302. Floor and Ceiling Finish

The under side of flat tile arches is usually finished with two coats of plaster applied directly to the bottom of the tiles. If there are inequalities in the surfaces of the arches they should be filled with natural cement and sand mortar before plastering. False plaster beams may either be formed on metal furring, bolted to the under side of the arches and covered with wire lathing, or the furring may be of wood, as its consumption in case of fire would in no way endanger the building. Metal furring, however, is better, as it does not shrink.

Wooden furring strips to form nailings for wood mouldings, etc., may be secured to the soffits of the arches by punching slot holes in the bottom of the blocks and inserting T-headed bolts.

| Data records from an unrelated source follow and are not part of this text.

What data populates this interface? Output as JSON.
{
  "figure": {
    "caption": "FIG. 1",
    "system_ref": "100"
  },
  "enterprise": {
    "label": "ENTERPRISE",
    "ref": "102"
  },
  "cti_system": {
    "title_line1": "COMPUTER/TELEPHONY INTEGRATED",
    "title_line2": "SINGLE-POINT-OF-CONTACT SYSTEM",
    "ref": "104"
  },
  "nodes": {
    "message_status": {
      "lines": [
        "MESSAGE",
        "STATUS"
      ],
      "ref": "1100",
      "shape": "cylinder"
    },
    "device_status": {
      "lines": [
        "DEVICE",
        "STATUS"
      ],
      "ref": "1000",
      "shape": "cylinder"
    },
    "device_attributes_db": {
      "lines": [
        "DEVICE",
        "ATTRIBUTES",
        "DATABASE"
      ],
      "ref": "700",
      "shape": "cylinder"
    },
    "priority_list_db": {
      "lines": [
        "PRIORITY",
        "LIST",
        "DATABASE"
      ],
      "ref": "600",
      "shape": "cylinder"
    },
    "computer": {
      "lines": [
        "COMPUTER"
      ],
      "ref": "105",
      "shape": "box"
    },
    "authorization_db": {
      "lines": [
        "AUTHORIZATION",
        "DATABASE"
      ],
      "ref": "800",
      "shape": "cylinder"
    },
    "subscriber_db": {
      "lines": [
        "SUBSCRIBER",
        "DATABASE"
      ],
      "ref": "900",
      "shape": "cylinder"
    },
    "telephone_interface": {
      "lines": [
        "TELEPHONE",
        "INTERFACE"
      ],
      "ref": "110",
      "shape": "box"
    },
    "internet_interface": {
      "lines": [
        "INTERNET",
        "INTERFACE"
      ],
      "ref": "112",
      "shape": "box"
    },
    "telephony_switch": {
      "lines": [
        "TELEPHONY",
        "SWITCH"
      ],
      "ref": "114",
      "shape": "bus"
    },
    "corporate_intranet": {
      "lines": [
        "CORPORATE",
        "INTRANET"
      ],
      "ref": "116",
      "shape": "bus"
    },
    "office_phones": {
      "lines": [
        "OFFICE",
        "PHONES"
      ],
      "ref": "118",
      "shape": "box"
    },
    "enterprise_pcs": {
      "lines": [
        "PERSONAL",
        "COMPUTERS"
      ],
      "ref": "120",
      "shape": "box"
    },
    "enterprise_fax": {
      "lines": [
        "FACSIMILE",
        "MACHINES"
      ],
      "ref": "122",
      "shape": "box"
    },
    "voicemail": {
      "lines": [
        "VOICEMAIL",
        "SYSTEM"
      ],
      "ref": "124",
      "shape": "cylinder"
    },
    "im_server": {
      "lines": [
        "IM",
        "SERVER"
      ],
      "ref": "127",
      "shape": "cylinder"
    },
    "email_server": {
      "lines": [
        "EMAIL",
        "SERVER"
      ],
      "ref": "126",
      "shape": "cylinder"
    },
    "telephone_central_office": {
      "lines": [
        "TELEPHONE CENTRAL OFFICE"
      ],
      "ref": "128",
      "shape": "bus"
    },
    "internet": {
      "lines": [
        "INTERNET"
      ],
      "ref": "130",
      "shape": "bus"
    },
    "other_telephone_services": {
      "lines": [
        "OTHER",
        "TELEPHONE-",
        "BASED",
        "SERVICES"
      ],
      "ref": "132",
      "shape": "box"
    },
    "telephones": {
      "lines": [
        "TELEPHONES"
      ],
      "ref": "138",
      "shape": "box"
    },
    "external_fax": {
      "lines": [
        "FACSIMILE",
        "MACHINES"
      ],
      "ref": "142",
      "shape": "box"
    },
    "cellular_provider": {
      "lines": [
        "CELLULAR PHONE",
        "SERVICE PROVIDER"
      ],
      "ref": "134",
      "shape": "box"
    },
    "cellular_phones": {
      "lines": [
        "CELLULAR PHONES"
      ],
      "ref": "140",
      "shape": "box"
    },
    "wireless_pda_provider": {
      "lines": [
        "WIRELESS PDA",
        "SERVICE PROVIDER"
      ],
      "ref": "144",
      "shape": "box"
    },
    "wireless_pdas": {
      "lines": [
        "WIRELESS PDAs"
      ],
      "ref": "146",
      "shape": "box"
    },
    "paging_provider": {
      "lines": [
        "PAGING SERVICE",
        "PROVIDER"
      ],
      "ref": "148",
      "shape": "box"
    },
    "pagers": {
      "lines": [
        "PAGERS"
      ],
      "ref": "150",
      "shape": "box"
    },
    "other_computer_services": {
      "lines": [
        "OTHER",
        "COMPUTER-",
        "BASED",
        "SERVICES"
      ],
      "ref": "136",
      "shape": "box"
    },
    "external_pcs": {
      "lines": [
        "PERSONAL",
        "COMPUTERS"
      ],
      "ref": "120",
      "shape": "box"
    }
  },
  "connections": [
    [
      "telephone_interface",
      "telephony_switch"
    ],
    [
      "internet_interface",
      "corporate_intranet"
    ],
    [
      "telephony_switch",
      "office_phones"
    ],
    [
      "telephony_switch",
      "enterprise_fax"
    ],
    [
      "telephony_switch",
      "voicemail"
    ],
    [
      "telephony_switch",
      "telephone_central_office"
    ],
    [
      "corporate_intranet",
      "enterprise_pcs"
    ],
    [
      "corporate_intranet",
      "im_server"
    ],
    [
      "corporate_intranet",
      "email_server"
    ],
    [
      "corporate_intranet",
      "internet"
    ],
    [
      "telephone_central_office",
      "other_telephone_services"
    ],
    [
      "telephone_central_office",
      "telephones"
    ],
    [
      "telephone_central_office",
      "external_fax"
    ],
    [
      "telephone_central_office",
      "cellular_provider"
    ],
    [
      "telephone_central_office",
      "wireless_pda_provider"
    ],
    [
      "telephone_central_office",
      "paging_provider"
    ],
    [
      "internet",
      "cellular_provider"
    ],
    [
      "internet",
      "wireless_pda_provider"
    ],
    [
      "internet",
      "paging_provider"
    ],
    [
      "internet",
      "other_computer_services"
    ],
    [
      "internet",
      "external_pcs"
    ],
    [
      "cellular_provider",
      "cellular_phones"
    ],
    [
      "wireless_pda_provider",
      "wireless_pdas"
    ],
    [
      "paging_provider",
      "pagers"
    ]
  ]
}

The upper surface of the arches is generally covered with concrete of a sufficient depth to allow for bedding in it the wooden strips to which the floor boards are nailed.

The general custom in regard to the size of floor strips and depth of filling is to use 2X4-inch well-seasoned wood strips, beveled to 2 inches wide on top and laid at right angles to the beams and 16 inches apart from centres. The concrete is first leveled to the tops of the highest beams and the strips then laid in place by the carpenter. The mason then fills between the strips to within \ inch of their top with concrete, pressed down hard against the strips. A single matched flooring is then nailed to the wood strips. In New York 3 X 4-inch strips are often used, the strips being notched down over the beams 1 inch. The strips, also, do not always run at right angles to the beams, although the general opinion appears to be that they should do so wherever practicable.

The general custom amongst Chicago architects is to allow 3-inches from the top of the beams to the top of the finished floor. This gives a sufficient space between the beams and flooring for running gas pipes or water pipes, as shown in Fig. 183. Wherever buildings are piped for gas, and especially office buildings, it is absolutely necessary to leave sufficient space between the tops of the steel beams and the bottom of the flooring for running branches to centre outlets.

Wherever the nailing strips cross the floor beams or girders they should be fastened to them by means of iron clamps, made so that one end can be hooked over the flange of the steel beam and the other end driven into the side of the wood strip. When the strips run parallel with the beams it is good practice to nail pieces of hoop iron across the under side of the strips about 4 feet apart, to hold the strips more firmly in place, as the concrete alone does not hold them with sufficient firmness. The hoop iron strips should be 1 x 1/8 inch and 10 inches long, and should be secured by two clout nails.

The concrete used for the filling on top of the arches and between the nailing strips should be made of screened boiler cinders, mixed with lime mortar gauged with plaster of Paris or Portland cement, the cinders being used on account of their lightness. The concrete must become thoroughly dry before the flooring is laid. As this requires considerable time, dry cinders without any lime or cement has been used in a few office buildings where it was necessary to rush their completion. The best architects, however do not recommend the use of dry cinders when it can be avoided.

Occasionally, where the beams are of unusually long span, a 10-inch or 12-inch arch is set between 15 or 20-inch beams. In such cases it is better to fill in on top of the arches with partition tile or 302 Floor and Ceiling Finish 100196 -shaped tile made for the purpose.

If the floors are to be tiled the concrete between the bottom of the tiles and the top of the arch should be made of Portland cement, sand and crushed stone.

Wooden floors should be laid continuously over the entire area to be covered, without reference to partitions, where the same are liable to be changed to suit tenants. Permanent partitions should be erected before the floors are laid.

Fig. 183 shows the floor construction used in the "Fair" Building, Chicago, Jenney & Mundie, architects, and also the fireproofing of the columns. This cut is also typical of many other buildings recently erected in Chicago.